Samaritans Encyclopedia

The Samaritans. The origin of the Samaritans is inseparably linked from the captivity of Israel, the ten northern tribes (2 Kings 17:7-41). Because the children of Israel had sinned, God cast them out of their land. They were taken captive by the king of Assyria and settled in various places, and they have not yet been restored to their land.
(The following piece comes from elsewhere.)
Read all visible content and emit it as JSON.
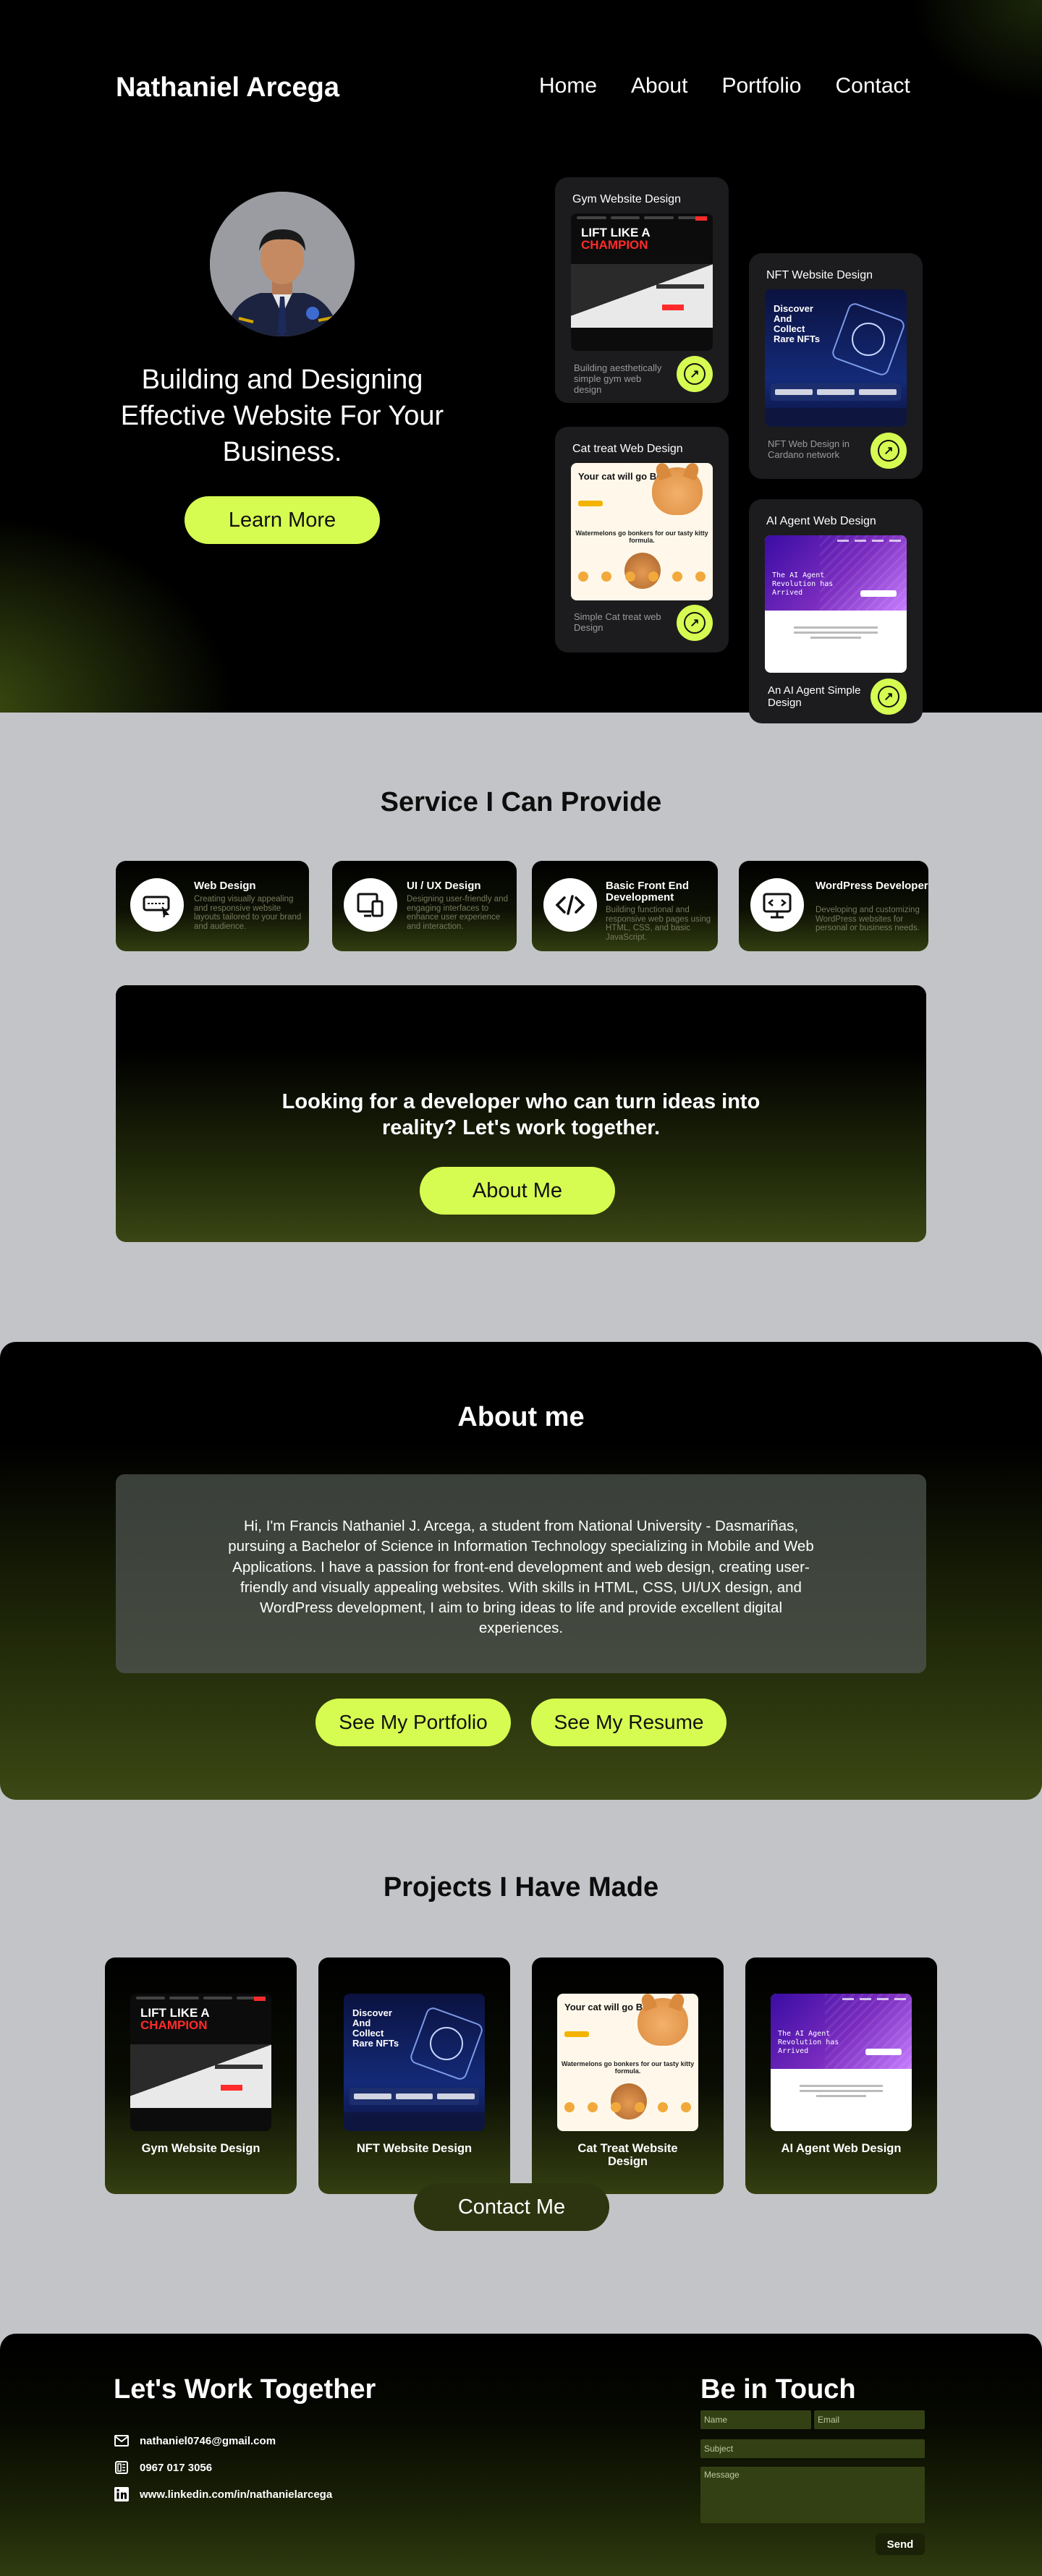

Instead, "the king of Assyria brought people from Babylon, and from Cuthah, and from Avva, and from Hamath, and from Sepharvaim, and made them dwell in the cities of Samaria instead of the children of Israel; and they possessed Samaria, and dwelt in its cities" (2 Kings 17:24). At the beginning they did not know Jehovah at all, and He sent lions among them to teach them to fear Him. God allowed the Samaritans to remain in His land as stewards of the land, not because they were better than Israel, but because He did not want the land to fall back under the curse of idolatry as it had under the reign of the Amorites. The Samaritans understood that to remain in the land required them to acknowledge Jehovah. But not knowing Jehovah, the Samaritans appealed to the king of Assyria, who sent one of the priests back to the northern part of the land to teach the Samaritans "the manner of the god of that land". The result was that they feared Jehovah in an outward way, but also served other gods. The Samaritans had a version of the Pentateuch, but they worshiped in Mount Gerizim rather than at Jerusalem. The restored captives of Judah deeply despised the Samaritans and had no relationship with them (John 4:9) because the Samaritans were not true Jews. Yet, in their religious pride, the Jews did far worst than that, and said to their Messiah, “Thou art a Samaritan!” (John 8:48). They religiously judged other men meanwhile they themselves were far worse. In doing that they were judging God! The Lord Jesus fulfilled the type of Joseph as a fruitful branch reaching over the wall of separation when He visited the town of Sychar in Samaria (John 4). Several years later Philip brought the gospel there to the cities, towns, and villages of Samaria, and the result was a tremendous harvest of souls (Acts 8).